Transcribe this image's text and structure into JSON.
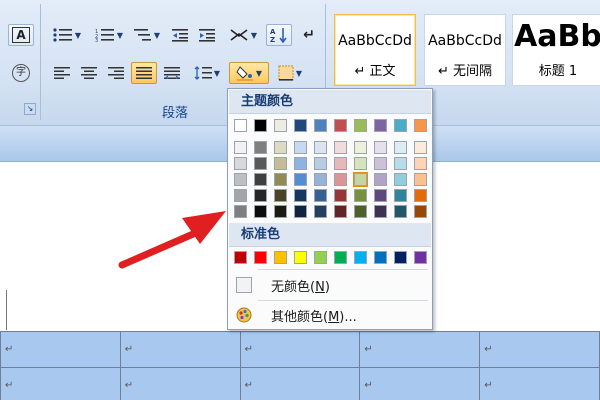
{
  "ribbon": {
    "group_label": "段落",
    "launcher_glyph": "↘",
    "font_buttons": {
      "box_a": "A",
      "circled": "字"
    },
    "styles": [
      {
        "sample": "AaBbCcDd",
        "name": "↵ 正文",
        "active": true
      },
      {
        "sample": "AaBbCcDd",
        "name": "↵ 无间隔",
        "active": false
      },
      {
        "sample": "AaBb",
        "name": "标题 1",
        "active": false
      }
    ]
  },
  "color_popup": {
    "theme_title": "主题颜色",
    "standard_title": "标准色",
    "theme_top_row": [
      "#ffffff",
      "#000000",
      "#eeece1",
      "#1f497d",
      "#4f81bd",
      "#c0504d",
      "#9bbb59",
      "#8064a2",
      "#4bacc6",
      "#f79646"
    ],
    "theme_shades": [
      [
        "#f2f2f2",
        "#d8d8d8",
        "#bfbfbf",
        "#a5a5a5",
        "#7f7f7f"
      ],
      [
        "#7f7f7f",
        "#595959",
        "#3f3f3f",
        "#262626",
        "#0c0c0c"
      ],
      [
        "#ddd9c3",
        "#c4bd97",
        "#938953",
        "#494429",
        "#1d1b10"
      ],
      [
        "#c6d9f0",
        "#8db3e2",
        "#548dd4",
        "#17365d",
        "#0f243e"
      ],
      [
        "#dbe5f1",
        "#b8cce4",
        "#95b3d7",
        "#366092",
        "#244061"
      ],
      [
        "#f2dcdb",
        "#e5b9b7",
        "#d99694",
        "#953734",
        "#632423"
      ],
      [
        "#ebf1dd",
        "#d7e3bc",
        "#c3d69b",
        "#76923c",
        "#4f6128"
      ],
      [
        "#e5e0ec",
        "#ccc1d9",
        "#b2a2c7",
        "#5f497a",
        "#3f3151"
      ],
      [
        "#dbeef3",
        "#b7dde8",
        "#92cddc",
        "#31859b",
        "#205867"
      ],
      [
        "#fdeada",
        "#fbd5b5",
        "#fac08f",
        "#e36c09",
        "#974806"
      ]
    ],
    "selected_swatch": {
      "column": 6,
      "row": 2
    },
    "standard_colors": [
      "#c00000",
      "#ff0000",
      "#ffc000",
      "#ffff00",
      "#92d050",
      "#00b050",
      "#00b0f0",
      "#0070c0",
      "#002060",
      "#7030a0"
    ],
    "no_color": {
      "text": "无颜色(",
      "key": "N",
      "suffix": ")"
    },
    "more_colors": {
      "text": "其他颜色(",
      "key": "M",
      "suffix": ")..."
    }
  },
  "document": {
    "cell_mark": "↵",
    "table_rows": 2,
    "table_cols": 5
  },
  "annotation": {
    "arrow_color": "#e02020"
  }
}
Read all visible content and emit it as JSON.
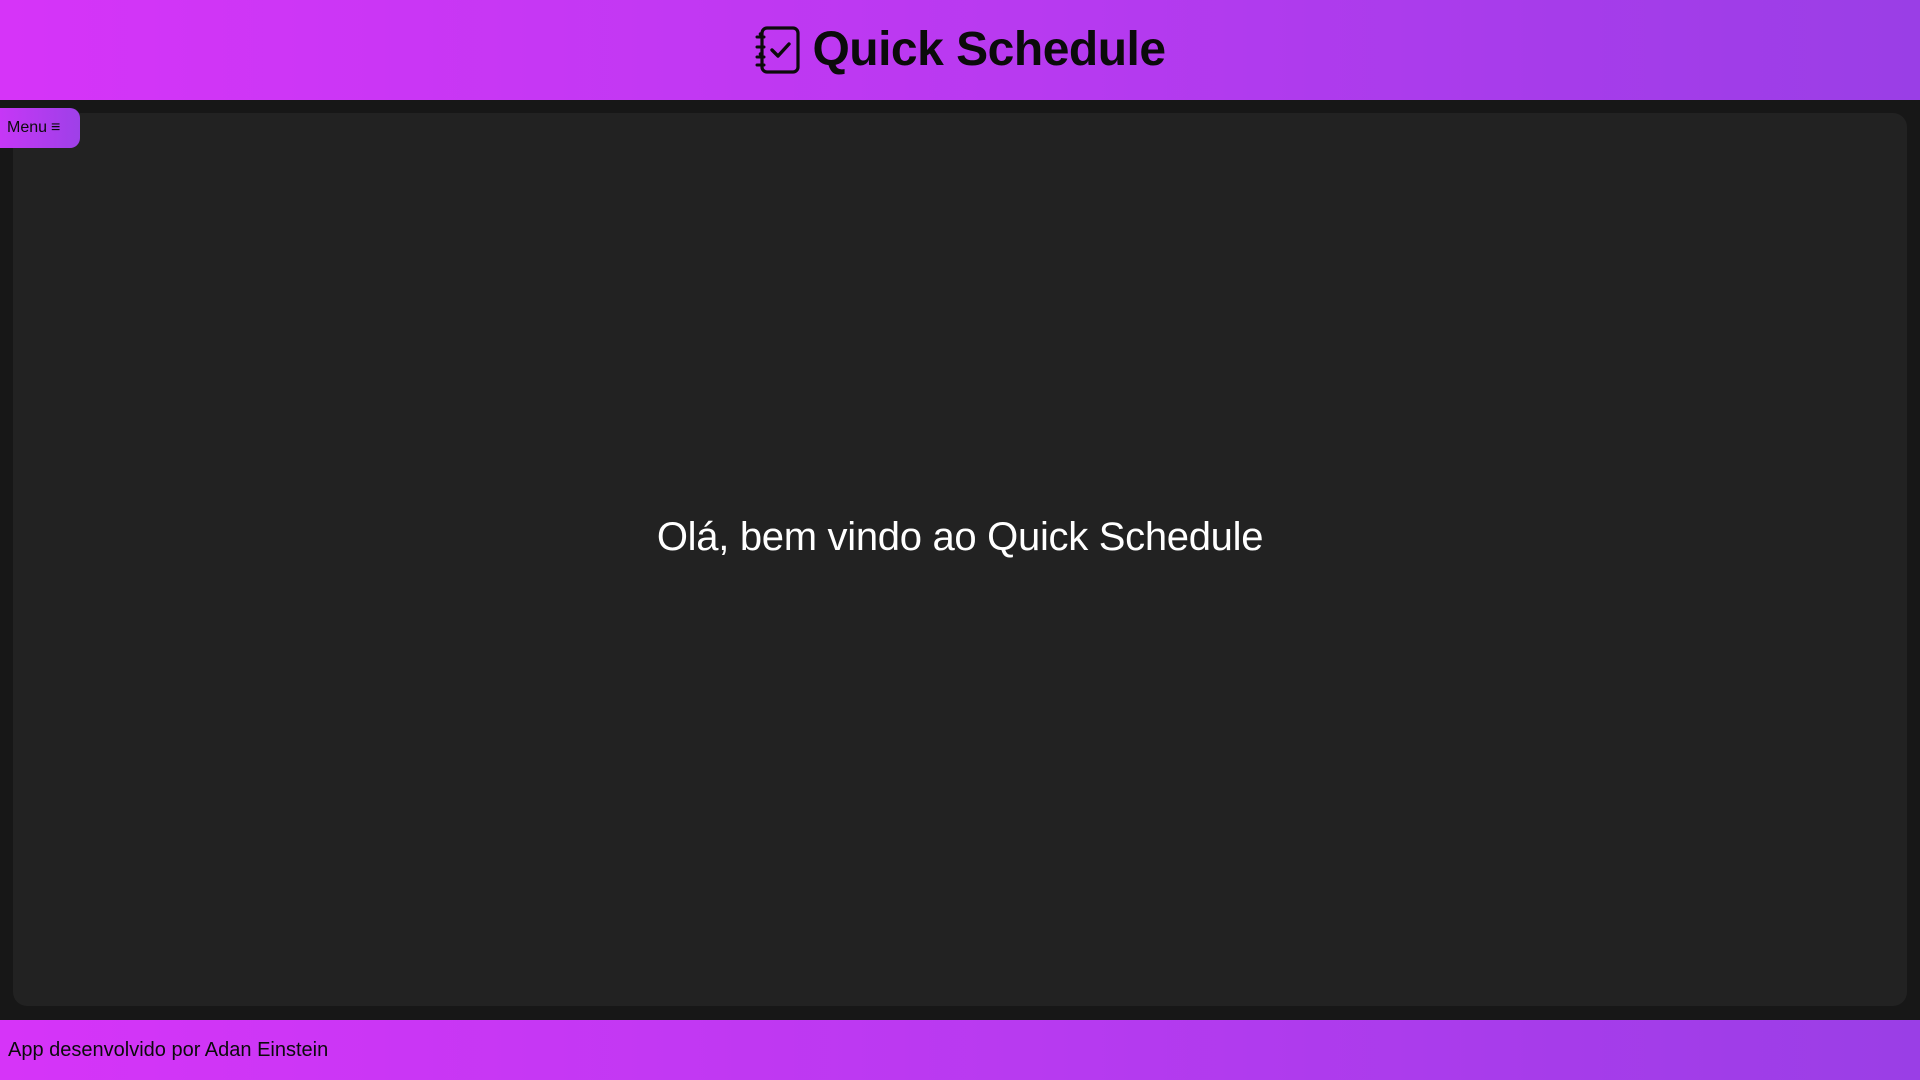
{
  "header": {
    "title": "Quick Schedule",
    "icon": "checklist-notebook-icon"
  },
  "menu": {
    "label": "Menu",
    "icon": "hamburger-icon",
    "icon_glyph": "≡"
  },
  "main": {
    "welcome_text": "Olá, bem vindo ao Quick Schedule"
  },
  "footer": {
    "credit": "App desenvolvido por Adan Einstein"
  },
  "colors": {
    "gradient_start": "#d634f8",
    "gradient_end": "#9a3ee6",
    "page_background": "#171717",
    "panel_background": "#222222",
    "text_dark": "#0b0b0b",
    "text_light": "#ffffff"
  }
}
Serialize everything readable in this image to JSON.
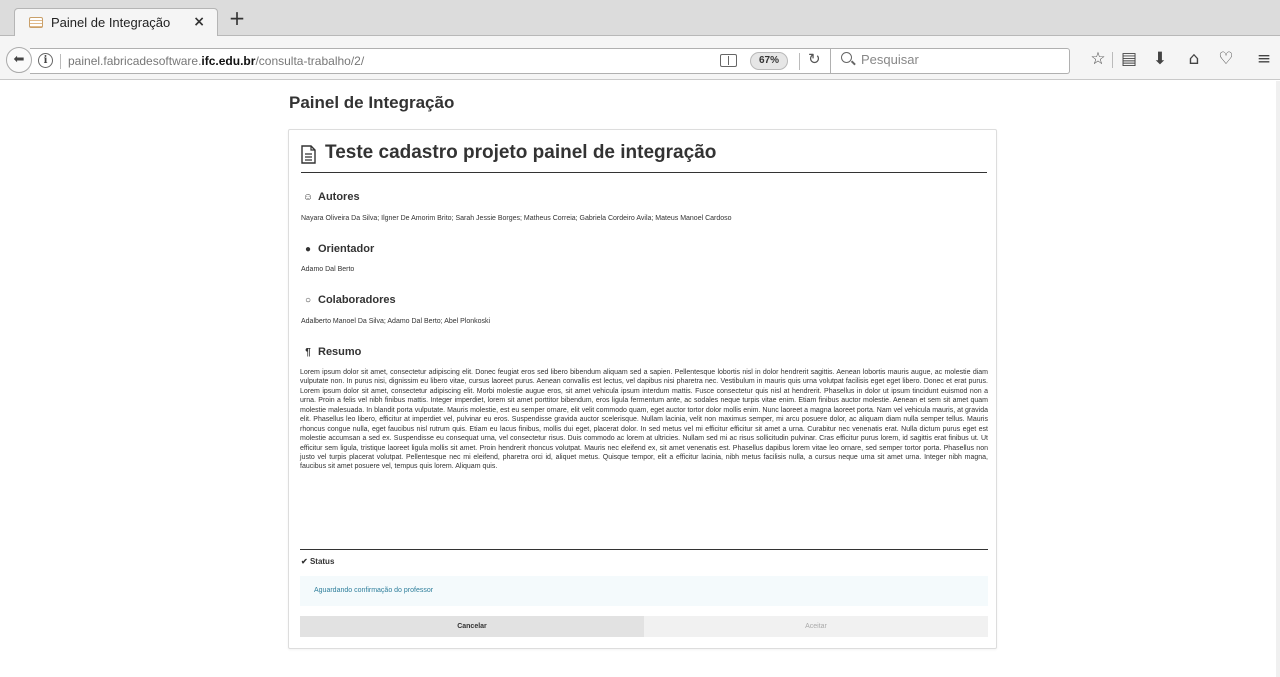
{
  "browser": {
    "tab_title": "Painel de Integração",
    "tab_close": "×",
    "new_tab": "+",
    "url_prefix": "painel.fabricadesoftware.",
    "url_domain": "ifc.edu.br",
    "url_path": "/consulta-trabalho/2/",
    "zoom": "67%",
    "search_placeholder": "Pesquisar",
    "icons": [
      "back-icon",
      "info-icon",
      "reader-icon",
      "reload-icon",
      "search-icon",
      "star-icon",
      "library-icon",
      "download-icon",
      "home-icon",
      "pocket-icon",
      "menu-icon"
    ]
  },
  "page": {
    "heading": "Painel de Integração",
    "title": "Teste cadastro projeto painel de integração",
    "sections": {
      "autores": {
        "label": "Autores",
        "text": "Nayara Oliveira Da Silva; Ilgner De Amorim Brito; Sarah Jessie Borges; Matheus Correia; Gabriela Cordeiro Avila; Mateus Manoel Cardoso"
      },
      "orientador": {
        "label": "Orientador",
        "text": "Adamo Dal Berto"
      },
      "colaboradores": {
        "label": "Colaboradores",
        "text": "Adalberto Manoel Da Silva; Adamo Dal Berto; Abel Plonkoski"
      },
      "resumo": {
        "label": "Resumo",
        "text": "Lorem ipsum dolor sit amet, consectetur adipiscing elit. Donec feugiat eros sed libero bibendum aliquam sed a sapien. Pellentesque lobortis nisl in dolor hendrerit sagittis. Aenean lobortis mauris augue, ac molestie diam vulputate non. In purus nisi, dignissim eu libero vitae, cursus laoreet purus. Aenean convallis est lectus, vel dapibus nisi pharetra nec. Vestibulum in mauris quis urna volutpat facilisis eget eget libero. Donec et erat purus. Lorem ipsum dolor sit amet, consectetur adipiscing elit. Morbi molestie augue eros, sit amet vehicula ipsum interdum mattis. Fusce consectetur quis nisl at hendrerit. Phasellus in dolor ut ipsum tincidunt euismod non a urna. Proin a felis vel nibh finibus mattis. Integer imperdiet, lorem sit amet porttitor bibendum, eros ligula fermentum ante, ac sodales neque turpis vitae enim. Etiam finibus auctor molestie. Aenean et sem sit amet quam molestie malesuada. In blandit porta vulputate. Mauris molestie, est eu semper ornare, elit velit commodo quam, eget auctor tortor dolor mollis enim. Nunc laoreet a magna laoreet porta. Nam vel vehicula mauris, at gravida elit. Phasellus leo libero, efficitur at imperdiet vel, pulvinar eu eros. Suspendisse gravida auctor scelerisque. Nullam lacinia, velit non maximus semper, mi arcu posuere dolor, ac aliquam diam nulla semper tellus. Mauris rhoncus congue nulla, eget faucibus nisl rutrum quis. Etiam eu lacus finibus, mollis dui eget, placerat dolor. In sed metus vel mi efficitur efficitur sit amet a urna. Curabitur nec venenatis erat. Nulla dictum purus eget est molestie accumsan a sed ex. Suspendisse eu consequat urna, vel consectetur risus. Duis commodo ac lorem at ultricies. Nullam sed mi ac risus sollicitudin pulvinar. Cras efficitur purus lorem, id sagittis erat finibus ut. Ut efficitur sem ligula, tristique laoreet ligula mollis sit amet. Proin hendrerit rhoncus volutpat. Mauris nec eleifend ex, sit amet venenatis est. Phasellus dapibus lorem vitae leo ornare, sed semper tortor porta. Phasellus non justo vel turpis placerat volutpat. Pellentesque nec mi eleifend, pharetra orci id, aliquet metus. Quisque tempor, elit a efficitur lacinia, nibh metus facilisis nulla, a cursus neque urna sit amet urna. Integer nibh magna, faucibus sit amet posuere vel, tempus quis lorem. Aliquam quis."
      },
      "status": {
        "label": "Status",
        "text": "Aguardando confirmação do professor"
      }
    },
    "buttons": {
      "cancel": "Cancelar",
      "accept": "Aceitar"
    }
  },
  "colors": {
    "status_text": "#2f7f9c",
    "status_bg": "#f4fafc"
  }
}
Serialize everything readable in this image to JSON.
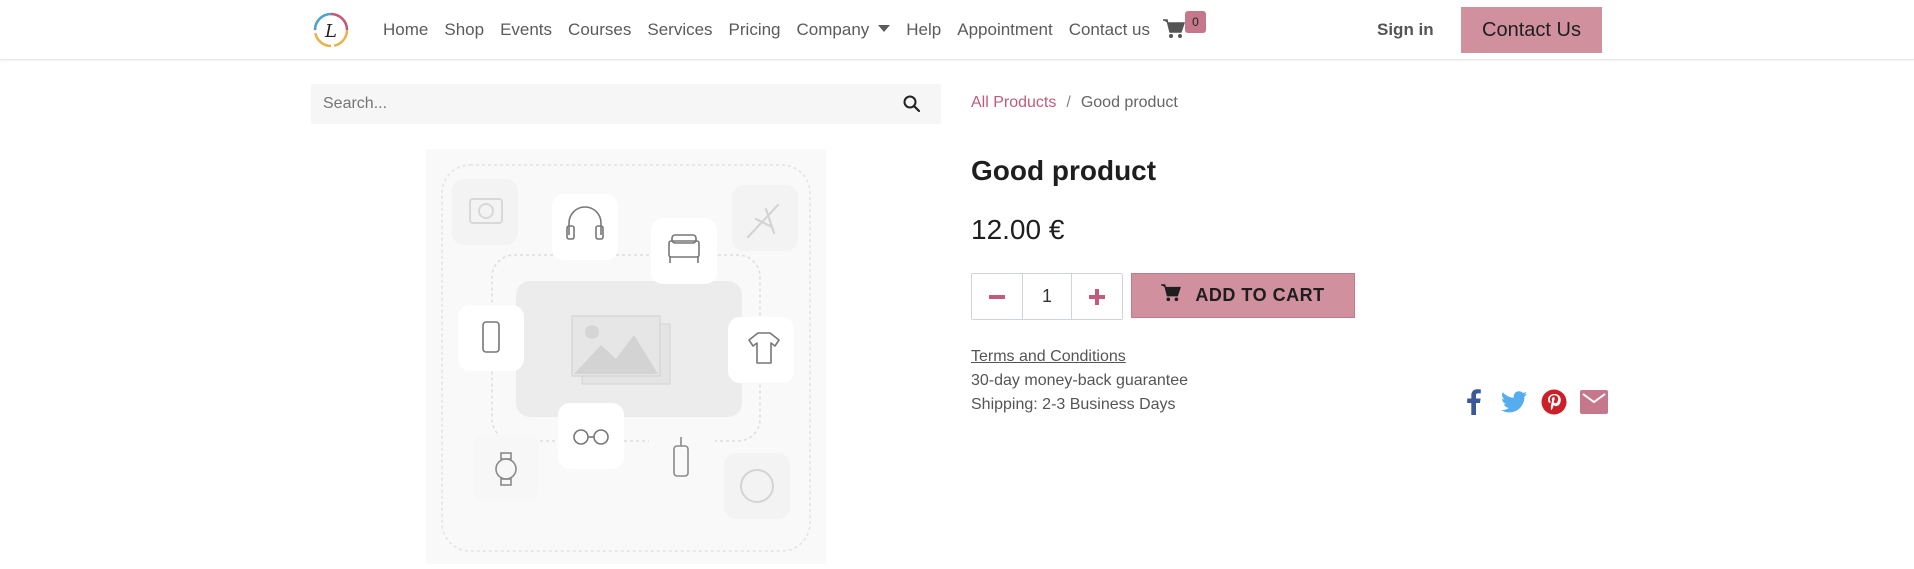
{
  "header": {
    "nav": [
      "Home",
      "Shop",
      "Events",
      "Courses",
      "Services",
      "Pricing",
      "Company",
      "Help",
      "Appointment",
      "Contact us"
    ],
    "cart_count": "0",
    "sign_in": "Sign in",
    "contact_button": "Contact Us"
  },
  "search": {
    "placeholder": "Search..."
  },
  "breadcrumb": {
    "parent": "All Products",
    "current": "Good product"
  },
  "product": {
    "name": "Good product",
    "price": "12.00 €",
    "quantity": "1",
    "add_to_cart": "ADD TO CART",
    "terms_link": "Terms and Conditions",
    "guarantee": "30-day money-back guarantee",
    "shipping": "Shipping: 2-3 Business Days"
  },
  "share": [
    "facebook-icon",
    "twitter-icon",
    "pinterest-icon",
    "email-icon"
  ],
  "colors": {
    "accent": "#d0909e",
    "link": "#c25b7a",
    "facebook": "#3b5998",
    "twitter": "#55acee",
    "pinterest": "#cb2027",
    "email": "#c5788b"
  }
}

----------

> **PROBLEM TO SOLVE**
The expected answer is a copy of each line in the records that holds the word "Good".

> **EXERCISE OUTPUT**
    "current": "Good product"
    "name": "Good product",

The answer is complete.